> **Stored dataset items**
_ _ _ _ _

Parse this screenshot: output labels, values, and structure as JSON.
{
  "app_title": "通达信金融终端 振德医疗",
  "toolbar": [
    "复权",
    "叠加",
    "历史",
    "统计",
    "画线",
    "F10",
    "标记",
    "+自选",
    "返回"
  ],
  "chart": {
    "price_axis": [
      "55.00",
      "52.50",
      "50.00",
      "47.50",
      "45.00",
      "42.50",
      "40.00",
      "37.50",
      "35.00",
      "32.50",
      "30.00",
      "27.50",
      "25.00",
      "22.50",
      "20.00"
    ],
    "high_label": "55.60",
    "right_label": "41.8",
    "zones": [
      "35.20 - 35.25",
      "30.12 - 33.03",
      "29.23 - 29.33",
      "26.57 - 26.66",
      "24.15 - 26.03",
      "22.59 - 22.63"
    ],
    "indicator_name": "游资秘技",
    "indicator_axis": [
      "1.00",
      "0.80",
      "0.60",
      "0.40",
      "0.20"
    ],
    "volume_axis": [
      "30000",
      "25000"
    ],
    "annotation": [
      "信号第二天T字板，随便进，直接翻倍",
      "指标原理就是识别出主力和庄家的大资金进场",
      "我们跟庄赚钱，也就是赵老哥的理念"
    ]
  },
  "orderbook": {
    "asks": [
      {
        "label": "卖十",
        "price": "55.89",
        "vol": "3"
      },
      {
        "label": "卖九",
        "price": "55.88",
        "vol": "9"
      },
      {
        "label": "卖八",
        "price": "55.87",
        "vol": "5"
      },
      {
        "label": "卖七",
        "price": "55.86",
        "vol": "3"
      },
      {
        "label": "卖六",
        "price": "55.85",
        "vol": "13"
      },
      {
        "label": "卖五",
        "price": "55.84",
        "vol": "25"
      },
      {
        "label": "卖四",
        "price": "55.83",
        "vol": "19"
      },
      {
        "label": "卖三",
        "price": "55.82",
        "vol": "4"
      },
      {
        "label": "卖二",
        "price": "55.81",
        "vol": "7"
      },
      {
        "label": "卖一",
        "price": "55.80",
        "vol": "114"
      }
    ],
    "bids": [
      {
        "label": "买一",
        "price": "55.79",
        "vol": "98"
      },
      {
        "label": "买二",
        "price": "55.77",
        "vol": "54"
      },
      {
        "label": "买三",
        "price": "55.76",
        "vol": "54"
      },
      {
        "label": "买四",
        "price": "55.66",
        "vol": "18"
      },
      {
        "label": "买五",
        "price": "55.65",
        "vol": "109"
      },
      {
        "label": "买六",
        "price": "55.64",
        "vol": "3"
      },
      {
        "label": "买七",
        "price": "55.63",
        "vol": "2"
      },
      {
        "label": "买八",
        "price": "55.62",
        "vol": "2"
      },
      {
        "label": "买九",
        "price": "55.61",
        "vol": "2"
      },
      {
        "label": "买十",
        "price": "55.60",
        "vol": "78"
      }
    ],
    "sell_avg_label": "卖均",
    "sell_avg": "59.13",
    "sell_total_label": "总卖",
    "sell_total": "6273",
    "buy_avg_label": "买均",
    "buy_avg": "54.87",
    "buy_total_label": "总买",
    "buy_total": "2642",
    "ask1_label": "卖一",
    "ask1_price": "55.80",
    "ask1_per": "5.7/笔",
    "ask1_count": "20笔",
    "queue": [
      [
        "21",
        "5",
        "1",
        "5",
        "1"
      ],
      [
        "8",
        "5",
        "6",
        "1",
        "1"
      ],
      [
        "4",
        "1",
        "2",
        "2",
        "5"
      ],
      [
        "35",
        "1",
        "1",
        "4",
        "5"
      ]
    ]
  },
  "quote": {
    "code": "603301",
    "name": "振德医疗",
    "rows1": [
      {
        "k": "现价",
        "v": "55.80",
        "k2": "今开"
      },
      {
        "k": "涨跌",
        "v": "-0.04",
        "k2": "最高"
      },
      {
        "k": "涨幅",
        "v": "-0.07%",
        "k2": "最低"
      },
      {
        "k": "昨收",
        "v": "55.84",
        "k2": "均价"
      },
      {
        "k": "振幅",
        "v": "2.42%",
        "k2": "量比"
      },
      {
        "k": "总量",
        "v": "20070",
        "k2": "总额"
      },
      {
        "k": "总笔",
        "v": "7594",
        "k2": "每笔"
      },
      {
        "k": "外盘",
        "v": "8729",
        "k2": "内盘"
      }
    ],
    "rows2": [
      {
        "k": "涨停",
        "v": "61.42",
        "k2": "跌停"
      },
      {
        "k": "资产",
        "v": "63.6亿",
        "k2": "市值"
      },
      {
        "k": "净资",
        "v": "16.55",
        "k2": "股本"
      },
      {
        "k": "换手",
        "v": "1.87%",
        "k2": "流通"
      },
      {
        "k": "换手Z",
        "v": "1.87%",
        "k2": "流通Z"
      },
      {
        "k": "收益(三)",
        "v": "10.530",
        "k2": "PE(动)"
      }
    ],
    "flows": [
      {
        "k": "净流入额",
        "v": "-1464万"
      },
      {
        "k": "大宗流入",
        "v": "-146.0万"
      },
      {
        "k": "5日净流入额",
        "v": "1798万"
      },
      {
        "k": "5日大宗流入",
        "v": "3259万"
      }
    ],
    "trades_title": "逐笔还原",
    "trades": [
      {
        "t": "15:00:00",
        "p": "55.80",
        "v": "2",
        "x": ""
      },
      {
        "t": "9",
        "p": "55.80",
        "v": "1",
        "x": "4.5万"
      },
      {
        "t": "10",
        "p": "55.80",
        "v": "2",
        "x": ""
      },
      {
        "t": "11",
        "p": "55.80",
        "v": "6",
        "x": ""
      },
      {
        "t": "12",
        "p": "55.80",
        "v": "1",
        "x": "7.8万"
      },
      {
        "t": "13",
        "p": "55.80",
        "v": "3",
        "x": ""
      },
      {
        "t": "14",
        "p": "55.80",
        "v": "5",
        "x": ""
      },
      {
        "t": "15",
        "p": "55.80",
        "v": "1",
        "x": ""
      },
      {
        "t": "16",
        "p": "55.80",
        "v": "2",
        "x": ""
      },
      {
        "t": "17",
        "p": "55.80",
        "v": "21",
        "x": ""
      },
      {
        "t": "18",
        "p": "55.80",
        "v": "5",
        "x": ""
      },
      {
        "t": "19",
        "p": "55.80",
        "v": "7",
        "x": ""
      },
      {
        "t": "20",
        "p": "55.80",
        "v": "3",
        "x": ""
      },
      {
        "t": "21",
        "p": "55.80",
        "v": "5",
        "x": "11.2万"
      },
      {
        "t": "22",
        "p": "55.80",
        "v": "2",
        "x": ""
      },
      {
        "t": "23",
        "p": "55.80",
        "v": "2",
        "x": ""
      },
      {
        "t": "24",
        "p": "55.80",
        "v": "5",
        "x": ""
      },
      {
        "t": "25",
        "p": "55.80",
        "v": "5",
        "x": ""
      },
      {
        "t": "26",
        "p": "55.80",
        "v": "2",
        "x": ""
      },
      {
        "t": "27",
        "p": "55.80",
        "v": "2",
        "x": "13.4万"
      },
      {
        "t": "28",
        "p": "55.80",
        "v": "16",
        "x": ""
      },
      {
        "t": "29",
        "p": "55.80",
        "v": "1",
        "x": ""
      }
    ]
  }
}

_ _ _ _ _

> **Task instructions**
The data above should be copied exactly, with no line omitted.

> **Your solution**
Parse this screenshot: output labels, values, and structure as JSON.
{
  "app_title": "通达信金融终端 振德医疗",
  "toolbar": [
    "复权",
    "叠加",
    "历史",
    "统计",
    "画线",
    "F10",
    "标记",
    "+自选",
    "返回"
  ],
  "chart": {
    "price_axis": [
      "55.00",
      "52.50",
      "50.00",
      "47.50",
      "45.00",
      "42.50",
      "40.00",
      "37.50",
      "35.00",
      "32.50",
      "30.00",
      "27.50",
      "25.00",
      "22.50",
      "20.00"
    ],
    "high_label": "55.60",
    "right_label": "41.8",
    "zones": [
      "35.20 - 35.25",
      "30.12 - 33.03",
      "29.23 - 29.33",
      "26.57 - 26.66",
      "24.15 - 26.03",
      "22.59 - 22.63"
    ],
    "indicator_name": "游资秘技",
    "indicator_axis": [
      "1.00",
      "0.80",
      "0.60",
      "0.40",
      "0.20"
    ],
    "volume_axis": [
      "30000",
      "25000"
    ],
    "annotation": [
      "信号第二天T字板，随便进，直接翻倍",
      "指标原理就是识别出主力和庄家的大资金进场",
      "我们跟庄赚钱，也就是赵老哥的理念"
    ]
  },
  "orderbook": {
    "asks": [
      {
        "label": "卖十",
        "price": "55.89",
        "vol": "3"
      },
      {
        "label": "卖九",
        "price": "55.88",
        "vol": "9"
      },
      {
        "label": "卖八",
        "price": "55.87",
        "vol": "5"
      },
      {
        "label": "卖七",
        "price": "55.86",
        "vol": "3"
      },
      {
        "label": "卖六",
        "price": "55.85",
        "vol": "13"
      },
      {
        "label": "卖五",
        "price": "55.84",
        "vol": "25"
      },
      {
        "label": "卖四",
        "price": "55.83",
        "vol": "19"
      },
      {
        "label": "卖三",
        "price": "55.82",
        "vol": "4"
      },
      {
        "label": "卖二",
        "price": "55.81",
        "vol": "7"
      },
      {
        "label": "卖一",
        "price": "55.80",
        "vol": "114"
      }
    ],
    "bids": [
      {
        "label": "买一",
        "price": "55.79",
        "vol": "98"
      },
      {
        "label": "买二",
        "price": "55.77",
        "vol": "54"
      },
      {
        "label": "买三",
        "price": "55.76",
        "vol": "54"
      },
      {
        "label": "买四",
        "price": "55.66",
        "vol": "18"
      },
      {
        "label": "买五",
        "price": "55.65",
        "vol": "109"
      },
      {
        "label": "买六",
        "price": "55.64",
        "vol": "3"
      },
      {
        "label": "买七",
        "price": "55.63",
        "vol": "2"
      },
      {
        "label": "买八",
        "price": "55.62",
        "vol": "2"
      },
      {
        "label": "买九",
        "price": "55.61",
        "vol": "2"
      },
      {
        "label": "买十",
        "price": "55.60",
        "vol": "78"
      }
    ],
    "sell_avg_label": "卖均",
    "sell_avg": "59.13",
    "sell_total_label": "总卖",
    "sell_total": "6273",
    "buy_avg_label": "买均",
    "buy_avg": "54.87",
    "buy_total_label": "总买",
    "buy_total": "2642",
    "ask1_label": "卖一",
    "ask1_price": "55.80",
    "ask1_per": "5.7/笔",
    "ask1_count": "20笔",
    "queue": [
      [
        "21",
        "5",
        "1",
        "5",
        "1"
      ],
      [
        "8",
        "5",
        "6",
        "1",
        "1"
      ],
      [
        "4",
        "1",
        "2",
        "2",
        "5"
      ],
      [
        "35",
        "1",
        "1",
        "4",
        "5"
      ]
    ]
  },
  "quote": {
    "code": "603301",
    "name": "振德医疗",
    "rows1": [
      {
        "k": "现价",
        "v": "55.80",
        "k2": "今开"
      },
      {
        "k": "涨跌",
        "v": "-0.04",
        "k2": "最高"
      },
      {
        "k": "涨幅",
        "v": "-0.07%",
        "k2": "最低"
      },
      {
        "k": "昨收",
        "v": "55.84",
        "k2": "均价"
      },
      {
        "k": "振幅",
        "v": "2.42%",
        "k2": "量比"
      },
      {
        "k": "总量",
        "v": "20070",
        "k2": "总额"
      },
      {
        "k": "总笔",
        "v": "7594",
        "k2": "每笔"
      },
      {
        "k": "外盘",
        "v": "8729",
        "k2": "内盘"
      }
    ],
    "rows2": [
      {
        "k": "涨停",
        "v": "61.42",
        "k2": "跌停"
      },
      {
        "k": "资产",
        "v": "63.6亿",
        "k2": "市值"
      },
      {
        "k": "净资",
        "v": "16.55",
        "k2": "股本"
      },
      {
        "k": "换手",
        "v": "1.87%",
        "k2": "流通"
      },
      {
        "k": "换手Z",
        "v": "1.87%",
        "k2": "流通Z"
      },
      {
        "k": "收益(三)",
        "v": "10.530",
        "k2": "PE(动)"
      }
    ],
    "flows": [
      {
        "k": "净流入额",
        "v": "-1464万"
      },
      {
        "k": "大宗流入",
        "v": "-146.0万"
      },
      {
        "k": "5日净流入额",
        "v": "1798万"
      },
      {
        "k": "5日大宗流入",
        "v": "3259万"
      }
    ],
    "trades_title": "逐笔还原",
    "trades": [
      {
        "t": "15:00:00",
        "p": "55.80",
        "v": "2",
        "x": ""
      },
      {
        "t": "9",
        "p": "55.80",
        "v": "1",
        "x": "4.5万"
      },
      {
        "t": "10",
        "p": "55.80",
        "v": "2",
        "x": ""
      },
      {
        "t": "11",
        "p": "55.80",
        "v": "6",
        "x": ""
      },
      {
        "t": "12",
        "p": "55.80",
        "v": "1",
        "x": "7.8万"
      },
      {
        "t": "13",
        "p": "55.80",
        "v": "3",
        "x": ""
      },
      {
        "t": "14",
        "p": "55.80",
        "v": "5",
        "x": ""
      },
      {
        "t": "15",
        "p": "55.80",
        "v": "1",
        "x": ""
      },
      {
        "t": "16",
        "p": "55.80",
        "v": "2",
        "x": ""
      },
      {
        "t": "17",
        "p": "55.80",
        "v": "21",
        "x": ""
      },
      {
        "t": "18",
        "p": "55.80",
        "v": "5",
        "x": ""
      },
      {
        "t": "19",
        "p": "55.80",
        "v": "7",
        "x": ""
      },
      {
        "t": "20",
        "p": "55.80",
        "v": "3",
        "x": ""
      },
      {
        "t": "21",
        "p": "55.80",
        "v": "5",
        "x": "11.2万"
      },
      {
        "t": "22",
        "p": "55.80",
        "v": "2",
        "x": ""
      },
      {
        "t": "23",
        "p": "55.80",
        "v": "2",
        "x": ""
      },
      {
        "t": "24",
        "p": "55.80",
        "v": "5",
        "x": ""
      },
      {
        "t": "25",
        "p": "55.80",
        "v": "5",
        "x": ""
      },
      {
        "t": "26",
        "p": "55.80",
        "v": "2",
        "x": ""
      },
      {
        "t": "27",
        "p": "55.80",
        "v": "2",
        "x": "13.4万"
      },
      {
        "t": "28",
        "p": "55.80",
        "v": "16",
        "x": ""
      },
      {
        "t": "29",
        "p": "55.80",
        "v": "1",
        "x": ""
      }
    ]
  }
}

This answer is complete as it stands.